I also spent some time feeding the adult cows with Miguel Cacho. He was patient with me as I drove a tractor at glacial speeds that deposited alfalfa in front of the cows. Cacho is an excellent teacher, and thoughtful. Having spent many hot summers at the dairy, he knows how hot the leather seats on the farming equipment can get and places paper grocery bags over the seats of every vehicle he operates.
Machines do most of the work when it comes to milking, but there was still plenty for Nicolini and I to do. Prior to attaching the pumps, cows need to have their udders wiped with disinfectant and checked for any lesions that could indicate the cow could be sick.
Once hooked up to the milking machine, the cows do their thing. The soft hissing and clicking of the pumps combine with the mooing of the livestock to produce a symphony of jaw-dropping efficiency.
Each pump contains four suction units that attach to the cow. It felt like it has about the same suction power as a household vacuum cleaner.
The most impressive part: The pumps shut off automatically. When it senses the amount of milk flowing through the cow has slowed considerably, the milkers just fall off.
The industry has clearly come a long way from workers sitting on a tiny stool, stooped over and straining to get every last drop into a tin bucket.
It does a body good

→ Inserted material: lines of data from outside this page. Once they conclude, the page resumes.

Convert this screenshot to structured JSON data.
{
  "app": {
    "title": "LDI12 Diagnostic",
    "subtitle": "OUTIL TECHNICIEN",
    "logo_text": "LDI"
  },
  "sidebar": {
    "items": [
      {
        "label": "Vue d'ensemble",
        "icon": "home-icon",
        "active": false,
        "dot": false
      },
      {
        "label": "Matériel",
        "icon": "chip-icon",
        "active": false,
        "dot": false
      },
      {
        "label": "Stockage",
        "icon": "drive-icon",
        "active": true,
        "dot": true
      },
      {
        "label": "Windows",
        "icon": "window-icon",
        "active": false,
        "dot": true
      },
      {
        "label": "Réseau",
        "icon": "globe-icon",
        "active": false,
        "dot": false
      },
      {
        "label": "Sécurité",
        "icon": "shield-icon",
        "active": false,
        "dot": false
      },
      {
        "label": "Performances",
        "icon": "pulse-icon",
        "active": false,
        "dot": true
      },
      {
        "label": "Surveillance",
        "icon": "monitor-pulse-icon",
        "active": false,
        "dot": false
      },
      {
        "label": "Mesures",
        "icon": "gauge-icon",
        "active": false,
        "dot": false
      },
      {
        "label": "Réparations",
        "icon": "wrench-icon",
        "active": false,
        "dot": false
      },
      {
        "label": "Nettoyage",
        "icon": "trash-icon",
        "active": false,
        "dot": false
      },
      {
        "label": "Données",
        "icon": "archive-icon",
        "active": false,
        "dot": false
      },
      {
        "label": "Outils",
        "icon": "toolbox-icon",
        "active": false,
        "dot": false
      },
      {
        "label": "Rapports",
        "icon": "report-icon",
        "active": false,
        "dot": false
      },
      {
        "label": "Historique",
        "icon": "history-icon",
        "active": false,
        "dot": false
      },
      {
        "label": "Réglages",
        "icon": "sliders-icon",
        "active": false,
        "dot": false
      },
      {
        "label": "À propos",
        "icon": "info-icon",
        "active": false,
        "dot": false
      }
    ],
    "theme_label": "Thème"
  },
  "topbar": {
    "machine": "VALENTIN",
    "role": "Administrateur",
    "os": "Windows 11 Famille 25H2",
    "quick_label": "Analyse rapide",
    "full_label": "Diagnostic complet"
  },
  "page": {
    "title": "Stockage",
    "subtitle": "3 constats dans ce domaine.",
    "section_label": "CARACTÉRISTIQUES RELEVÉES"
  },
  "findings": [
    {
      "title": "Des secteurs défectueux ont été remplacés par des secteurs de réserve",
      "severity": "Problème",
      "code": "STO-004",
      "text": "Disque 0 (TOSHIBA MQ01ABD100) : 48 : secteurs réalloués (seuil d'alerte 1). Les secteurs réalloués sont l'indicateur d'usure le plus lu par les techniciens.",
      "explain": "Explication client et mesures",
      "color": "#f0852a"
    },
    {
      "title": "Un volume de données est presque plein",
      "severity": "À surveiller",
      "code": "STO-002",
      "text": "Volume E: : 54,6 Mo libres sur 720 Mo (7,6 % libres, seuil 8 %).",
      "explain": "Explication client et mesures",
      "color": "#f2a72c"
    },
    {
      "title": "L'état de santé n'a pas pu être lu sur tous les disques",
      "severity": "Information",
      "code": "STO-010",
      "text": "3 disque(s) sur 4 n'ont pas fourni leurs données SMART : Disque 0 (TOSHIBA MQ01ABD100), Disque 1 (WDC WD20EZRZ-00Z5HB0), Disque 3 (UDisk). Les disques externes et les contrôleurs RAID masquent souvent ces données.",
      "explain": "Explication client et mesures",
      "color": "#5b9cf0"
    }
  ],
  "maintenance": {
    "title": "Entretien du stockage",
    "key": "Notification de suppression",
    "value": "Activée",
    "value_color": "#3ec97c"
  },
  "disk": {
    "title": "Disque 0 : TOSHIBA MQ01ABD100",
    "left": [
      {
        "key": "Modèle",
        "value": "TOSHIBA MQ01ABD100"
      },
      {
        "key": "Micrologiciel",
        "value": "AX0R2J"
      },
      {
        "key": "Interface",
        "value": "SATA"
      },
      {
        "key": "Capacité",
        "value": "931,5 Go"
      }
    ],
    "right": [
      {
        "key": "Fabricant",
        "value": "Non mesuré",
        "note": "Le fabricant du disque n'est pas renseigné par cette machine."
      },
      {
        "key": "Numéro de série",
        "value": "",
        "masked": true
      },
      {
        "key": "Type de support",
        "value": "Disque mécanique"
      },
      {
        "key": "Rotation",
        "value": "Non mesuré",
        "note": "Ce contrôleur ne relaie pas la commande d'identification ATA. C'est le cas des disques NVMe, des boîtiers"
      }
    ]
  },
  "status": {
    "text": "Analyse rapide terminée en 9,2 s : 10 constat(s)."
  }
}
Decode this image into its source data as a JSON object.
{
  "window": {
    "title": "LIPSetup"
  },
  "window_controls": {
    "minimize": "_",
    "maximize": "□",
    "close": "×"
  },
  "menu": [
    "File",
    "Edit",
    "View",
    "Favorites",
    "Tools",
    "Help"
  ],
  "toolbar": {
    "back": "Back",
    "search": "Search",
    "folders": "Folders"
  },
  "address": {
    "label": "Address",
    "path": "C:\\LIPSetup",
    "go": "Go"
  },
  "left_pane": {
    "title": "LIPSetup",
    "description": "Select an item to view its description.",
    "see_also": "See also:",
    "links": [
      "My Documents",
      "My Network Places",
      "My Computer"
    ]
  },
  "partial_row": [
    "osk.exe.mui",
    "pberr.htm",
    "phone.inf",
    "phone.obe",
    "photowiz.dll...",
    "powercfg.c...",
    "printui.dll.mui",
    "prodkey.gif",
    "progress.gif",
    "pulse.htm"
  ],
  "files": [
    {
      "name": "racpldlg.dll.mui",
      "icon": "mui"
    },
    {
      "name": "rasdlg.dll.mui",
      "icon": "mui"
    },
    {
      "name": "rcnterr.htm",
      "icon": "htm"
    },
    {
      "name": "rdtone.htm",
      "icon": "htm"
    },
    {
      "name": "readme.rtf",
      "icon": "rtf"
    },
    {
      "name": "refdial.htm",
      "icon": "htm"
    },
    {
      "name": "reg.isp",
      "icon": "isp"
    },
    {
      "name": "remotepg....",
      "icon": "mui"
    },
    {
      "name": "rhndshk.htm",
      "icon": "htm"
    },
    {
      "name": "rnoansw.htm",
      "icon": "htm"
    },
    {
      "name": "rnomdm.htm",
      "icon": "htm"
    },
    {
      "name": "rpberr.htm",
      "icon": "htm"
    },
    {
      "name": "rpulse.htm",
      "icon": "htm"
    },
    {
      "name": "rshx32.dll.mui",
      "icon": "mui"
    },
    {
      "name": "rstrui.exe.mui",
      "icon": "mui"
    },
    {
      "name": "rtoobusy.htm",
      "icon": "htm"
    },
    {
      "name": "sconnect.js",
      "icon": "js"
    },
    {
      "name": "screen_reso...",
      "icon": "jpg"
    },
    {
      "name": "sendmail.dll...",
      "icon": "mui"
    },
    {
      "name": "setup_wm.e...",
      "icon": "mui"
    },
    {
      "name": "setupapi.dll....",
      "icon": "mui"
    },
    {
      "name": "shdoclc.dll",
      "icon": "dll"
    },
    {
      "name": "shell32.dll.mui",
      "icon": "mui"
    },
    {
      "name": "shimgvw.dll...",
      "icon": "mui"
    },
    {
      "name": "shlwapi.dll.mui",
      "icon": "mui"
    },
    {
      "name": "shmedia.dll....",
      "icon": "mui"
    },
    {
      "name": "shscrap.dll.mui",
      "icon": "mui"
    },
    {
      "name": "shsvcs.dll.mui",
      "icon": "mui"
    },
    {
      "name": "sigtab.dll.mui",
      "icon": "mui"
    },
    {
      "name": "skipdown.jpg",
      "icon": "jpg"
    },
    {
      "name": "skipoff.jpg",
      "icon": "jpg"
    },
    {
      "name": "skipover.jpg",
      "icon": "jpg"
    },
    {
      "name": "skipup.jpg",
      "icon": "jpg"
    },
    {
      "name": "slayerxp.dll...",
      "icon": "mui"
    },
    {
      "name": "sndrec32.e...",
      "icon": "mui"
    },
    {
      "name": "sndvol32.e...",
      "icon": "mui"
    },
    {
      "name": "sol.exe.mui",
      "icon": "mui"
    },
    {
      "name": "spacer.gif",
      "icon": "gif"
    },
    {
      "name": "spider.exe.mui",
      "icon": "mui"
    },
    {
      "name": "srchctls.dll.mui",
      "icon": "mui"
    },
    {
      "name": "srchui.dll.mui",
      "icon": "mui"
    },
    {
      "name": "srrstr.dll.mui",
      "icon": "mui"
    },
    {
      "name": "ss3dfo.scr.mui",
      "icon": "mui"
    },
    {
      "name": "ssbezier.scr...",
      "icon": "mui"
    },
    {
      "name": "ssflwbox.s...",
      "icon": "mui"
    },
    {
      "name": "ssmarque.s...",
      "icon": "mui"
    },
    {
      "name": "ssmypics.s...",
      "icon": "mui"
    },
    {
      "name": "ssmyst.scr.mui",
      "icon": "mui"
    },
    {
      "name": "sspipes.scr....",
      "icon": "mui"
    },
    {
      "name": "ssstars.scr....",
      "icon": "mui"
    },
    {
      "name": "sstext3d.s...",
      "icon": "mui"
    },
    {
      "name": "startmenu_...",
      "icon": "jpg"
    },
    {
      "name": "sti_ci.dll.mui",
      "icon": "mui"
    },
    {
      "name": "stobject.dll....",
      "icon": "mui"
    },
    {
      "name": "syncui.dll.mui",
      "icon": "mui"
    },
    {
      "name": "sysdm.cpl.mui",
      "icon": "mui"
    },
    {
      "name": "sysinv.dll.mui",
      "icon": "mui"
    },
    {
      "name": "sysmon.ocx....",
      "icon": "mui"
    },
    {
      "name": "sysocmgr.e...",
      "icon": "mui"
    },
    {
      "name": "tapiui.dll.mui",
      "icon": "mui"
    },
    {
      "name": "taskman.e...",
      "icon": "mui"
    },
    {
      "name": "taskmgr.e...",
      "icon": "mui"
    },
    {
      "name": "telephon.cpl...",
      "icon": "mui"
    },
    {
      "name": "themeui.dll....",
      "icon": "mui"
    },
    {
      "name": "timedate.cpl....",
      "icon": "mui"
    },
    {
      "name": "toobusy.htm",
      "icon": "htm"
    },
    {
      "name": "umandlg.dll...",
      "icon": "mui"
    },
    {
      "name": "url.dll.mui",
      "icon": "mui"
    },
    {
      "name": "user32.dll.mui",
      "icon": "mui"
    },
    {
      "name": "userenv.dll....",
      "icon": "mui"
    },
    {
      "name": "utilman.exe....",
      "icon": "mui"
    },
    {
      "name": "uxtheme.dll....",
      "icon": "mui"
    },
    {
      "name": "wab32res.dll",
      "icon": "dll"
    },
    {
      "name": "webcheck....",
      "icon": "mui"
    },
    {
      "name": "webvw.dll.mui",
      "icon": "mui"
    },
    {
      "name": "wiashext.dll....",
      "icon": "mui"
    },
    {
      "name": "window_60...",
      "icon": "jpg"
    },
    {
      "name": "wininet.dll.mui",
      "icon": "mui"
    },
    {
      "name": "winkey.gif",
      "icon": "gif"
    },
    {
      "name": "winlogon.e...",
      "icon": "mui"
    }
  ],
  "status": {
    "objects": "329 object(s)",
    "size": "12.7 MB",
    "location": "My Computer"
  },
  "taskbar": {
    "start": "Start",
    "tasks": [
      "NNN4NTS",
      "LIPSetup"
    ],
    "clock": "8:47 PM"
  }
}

Of course, the highlight of the day was tasting the end result. Nicolini led me into the room that is home to a large refrigerated container that houses the raw milk before it is shipped.
While the thought of drinking milk that hasn't been pasteurized or homogenized may gross out some, it's something I looked forward to the entire time I was out there.
The milk is kept at a frosty 38 degrees and has a light sweetness and mild earthy flavor. It's rich. It's creamy. I would've given body parts for some Oreos.
The protein and vitamins it contains helped me regain my strength to return to the office and finish my day.
And I needed it.
As I drove back to the newsroom, I reflected on the instructive nature of Nicolini, the patience of Ramon and Cacho. They did well to help me not feel like the fifth wheel I most assuredly was.
So the next time you swig a cold Lucerne chocolate milk or top your burger with the Safeway brand's cheddar cheese, realize there is a good chance the product originated at a family-owned dairy in Lodi.
A dairy where workers climb mountains of alfalfa, lug bags of feed around and attend to the well-being of their cows.
Just like it's been done for generations.
Got a suggested assignment for "I'll Do It?" Contact reporter Jordan Guinn at firstname.lastname@example.org.